Man, 23, drowns in Georgia’s Lake Lanier after slipping on dock - the eighth death at ‘haunted’ lake this year

A man drowned at Georgia’s Lake Lanier after he ran down a dock and slipped into the water - marking the eighth death at the lake this year.

Gavrie Alexander Whitlock, 23, was found dead at the Holiday Marina on Lake Lanier by the Hall County Fire Rescue on Saturday night.

The Department of Natural Resources responded to a drowning call at the lake’s oldest and largest marina at around 10.30pm after Whitlock fell into the water and didn’t resurface.

Whitlock, from Snellville, Georgia, is the eighth person to drown in Lake Lanier so far in 2023.

A week prior to Whitlock’s death, another 23-year-old man, Edgar Steven Cruz Martinez, drowned when swimming in Lake Lanier on 26 August. Before this two men, aged 27 and 61, died the same day in unrelated events; they were both swimming in the lake on 29 July when they drowned.

Several days before both those men drowned, a 24-year-old man named Thomas Shepard Milner was electrocuted after jumping off a dock into Lake Lanier.

It is estimated that more than 200 people have died at Lake Lanier between 1994 and 2022, according to USA Today and Georgia DNR.

Six people drowned in the lake last year, four in 2021 and seven in 2020.

More than 200 people have died at Lake Lanier since 1994 (Wikimedia Commons)
More than 200 people have died at Lake Lanier since 1994 (Wikimedia Commons)

In 2012, the son of Tameka Foster, a fashion designer and the ex-wife of R&B star Usher, died when a watercraft struck the boy while he was sitting on an inflatable on the lake.

The death of her son, Kile Glover, who was 11, prompted Ms Foster to start a petition for officials to “drain, clean and restore” the lake, in order to make it safe and to remove dangerous debris.

The online petition has more than 2,500 signatures.

“Draining, cleaning, and restoring Lake Lanier is not only necessary but also an opportunity to honor the memory of those who have lost their lives and prevent further tragedies,” Ms Foster wrote in her petition.

The lake has often been branded as dangerous for various reasons, and to some, thought of as haunted.

Lake Lanier gets around 10 million visits per year and had a huge volume of boat traffic on the water. According to the Georgia Department of Natural Resources, more than 170 boating and drowning deaths have been reported between 1994 and 2018. Additionally, there have been issues with people boating under the influence on the lake, with more than 525 BUIs handed out between 2008 and 2018.
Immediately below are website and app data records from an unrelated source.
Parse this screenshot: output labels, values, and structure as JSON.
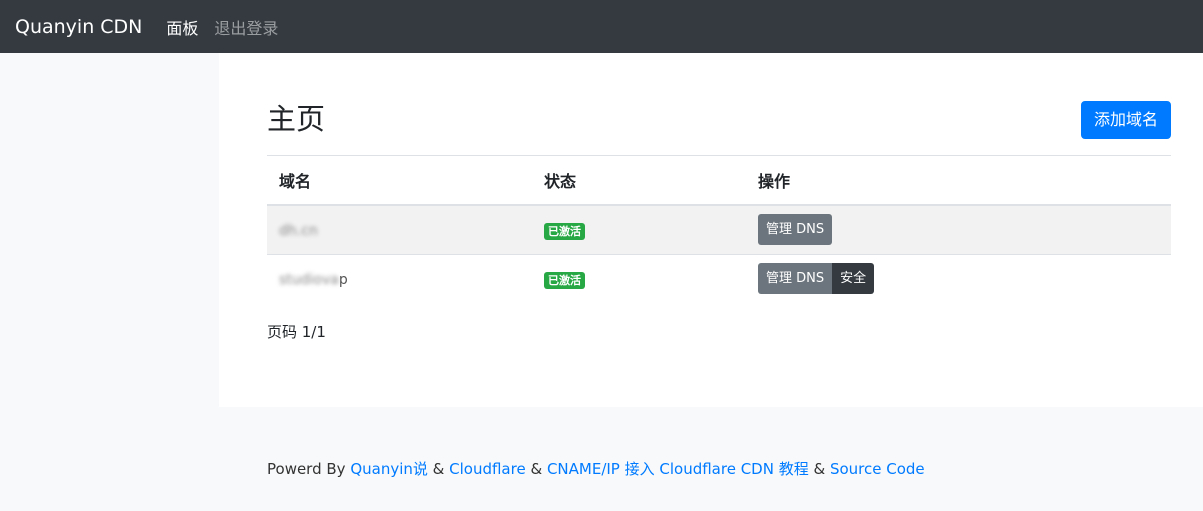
{
  "navbar": {
    "brand": "Quanyin CDN",
    "links": [
      {
        "label": "面板",
        "active": true
      },
      {
        "label": "退出登录",
        "active": false
      }
    ]
  },
  "main": {
    "title": "主页",
    "add_button": "添加域名",
    "table": {
      "headers": [
        "域名",
        "状态",
        "操作"
      ],
      "rows": [
        {
          "domain": "dh.cn",
          "domain_tail": "",
          "status": "已激活",
          "actions": [
            "管理 DNS"
          ]
        },
        {
          "domain": "studiova",
          "domain_tail": "p",
          "status": "已激活",
          "actions": [
            "管理 DNS",
            "安全"
          ]
        }
      ]
    },
    "pager": "页码 1/1"
  },
  "footer": {
    "prefix": "Powerd By ",
    "link1": "Quanyin说",
    "sep1": " & ",
    "link2": "Cloudflare",
    "sep2": " & ",
    "link3": "CNAME/IP 接入 Cloudflare CDN 教程",
    "sep3": " & ",
    "link4": "Source Code"
  },
  "colors": {
    "navbar": "#343a40",
    "primary": "#007bff",
    "success": "#28a745",
    "secondary": "#6c757d",
    "dark": "#343a40"
  }
}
The lake’s waters can also get murky, making it harder to perform rescue operations.

The lake is situated northeast of Atlanta and is 60 square miles in size and has waters up to 160 feet deep.

Before it became a reservoir in 1956, the town of Oscarville, a small Black community was situated in its place. After lynchings that happened in the area in 1912, more than 1000 Black people were displaced and many properties and businesses ended up in the hands of white people. The Lake Lanier website explains how many theories of an ‘underwater ghost town’ have come about because of the displacement prior to the flooding of the town.

Although numbers have not been confirmed, many outlets report that around 700 people have died on the lake since its creation in 1956.

One user on X (formerly known as Twitter) commented on the recent Lake Lanier deaths and the possible haunting. They said: “Of course the lake is haunted. I would say that is more than fair… Part of some messed up history in Georgia.”

Another user commented on the previous death of Mr Martinez and said: “Camp Crystal Lake Lanier claims 7th person in 2023. The ancestors are angry, my friend.”

This X user also said: “Before Lake Lanier was created in the 1950s, it was one of DOZENS of U.S. towns racist white mobs flooded like Oscarville, GA. Lake Lanier is also one of the bodies of water legends say are haunted by our ancestors as many people have drowned in its waters.”